The US-based Institute of Scrap Recycling Industries (ISRI) has called on China to delay implementation of proposed scrap import standards over fears they will disrupt global supply chains.

In comments submitted to the World Trade Organization (WTO), the ISRI says it is concerned that the draft standards (so-called GB standards), issued by China last month, will disrupt the global economy because they are not in line with the internationally recognised ISRI specifications and lack specific guidance for exporters.

China is proposing to ban imports of a variety of solid waste – including textiles – from the end of 2017, with a six-month transition period. It says the new measure is part of a policy aimed at addressing risks of pollution from solid waste, and seeks to protect the environment and human health.

ISRI says that while it supports the Chinese Government's strategy to improve the environment and encourage sustainable recycling, a ban would damage the recycling potential of the textile industry and ultimately lead to more waste.

In the WTO submission, ISRI president Robin Wiener requests specific, written guidance on the definition of "other carried waste," suggests that the allowable percentages align with ISRI Specifications and requests more time to allow for global suppliers to understand the regulations for adequate compliance.

"ISRI understands that at the heart of China's approach..is an effort to identify what is 'garbage' so that China can rightfully prevent such material from entering the country," wrote Wiener in the submission.

"We suggest the Chinese Government revise its GB standards to very specifically define what is intended to be minimised in terms of the percentages listed, giving particular attention to distinguishing between unusable trash that should have gone to a landfill and recyclable materials."

Wiener notes: "Each proposed GB standard also contains a catch-all restriction for 'other carried-wastes' with a set threshold for the allowable percentage by weight. It is this last restriction that has raised concerns within ISRI and the global recycling industry as the percentages proposed are in many cases (but not all) out of line with global norms and established manufacturing tolerances.

"ISRI respectfully suggests that the Chinese Government delay its implementation of the proposed GB standards for a time period consistent with WTO guidelines. Extra time is required for recyclers to fully understand China's changing scrap import regulations and to make the necessary changes to comply with these new rules."

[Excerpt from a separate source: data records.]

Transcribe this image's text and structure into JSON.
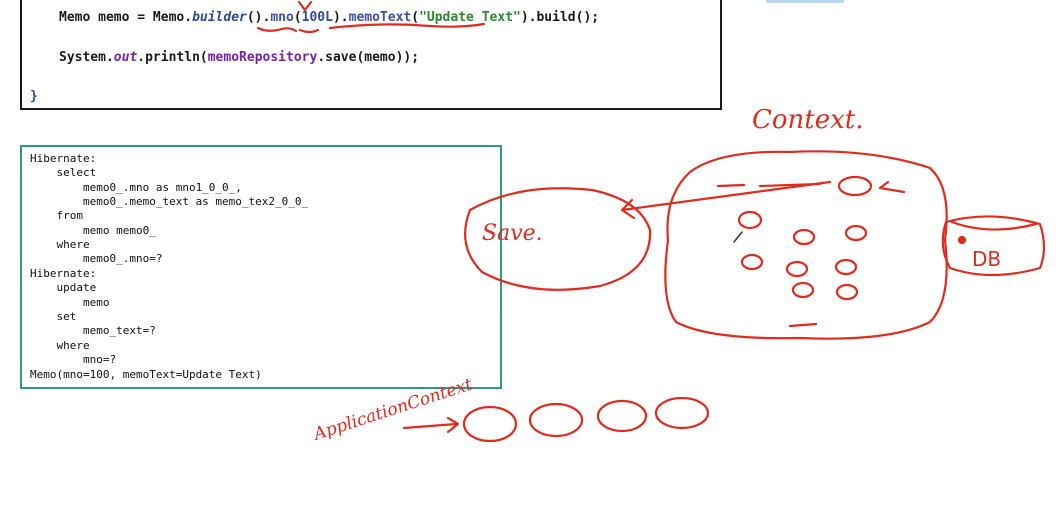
{
  "code": {
    "line1": {
      "a": "Memo memo = Memo.",
      "b": "builder",
      "c": "().",
      "d": "mno",
      "e": "(",
      "f": "100L",
      "g": ").",
      "h": "memoText",
      "i": "(",
      "j": "\"Update Text\"",
      "k": ").build();"
    },
    "line2": {
      "a": "System.",
      "b": "out",
      "c": ".println(",
      "d": "memoRepository",
      "e": ".save(memo));"
    },
    "closing_brace": "}"
  },
  "console": {
    "lines": [
      "Hibernate:",
      "    select",
      "        memo0_.mno as mno1_0_0_,",
      "        memo0_.memo_text as memo_tex2_0_0_",
      "    from",
      "        memo memo0_",
      "    where",
      "        memo0_.mno=?",
      "Hibernate:",
      "    update",
      "        memo",
      "    set",
      "        memo_text=?",
      "    where",
      "        mno=?",
      "Memo(mno=100, memoText=Update Text)"
    ]
  },
  "annotations": {
    "context_label": "Context.",
    "save_label": "Save.",
    "db_label": "DB",
    "app_context_label": "ApplicationContext"
  },
  "colors": {
    "ink": "#e02b1f",
    "console_border": "#2e9a86"
  }
}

In 2016, China accounted for 27% of global scrap imports. And with more than $5.2bn in scrap commodities exported from the US to China last year alone, the trade between the two countries is of "critical importance" to the health and success of the US-based recycling industry and China's manufacturing sector, ISRI says.

WTO members question China waste import ban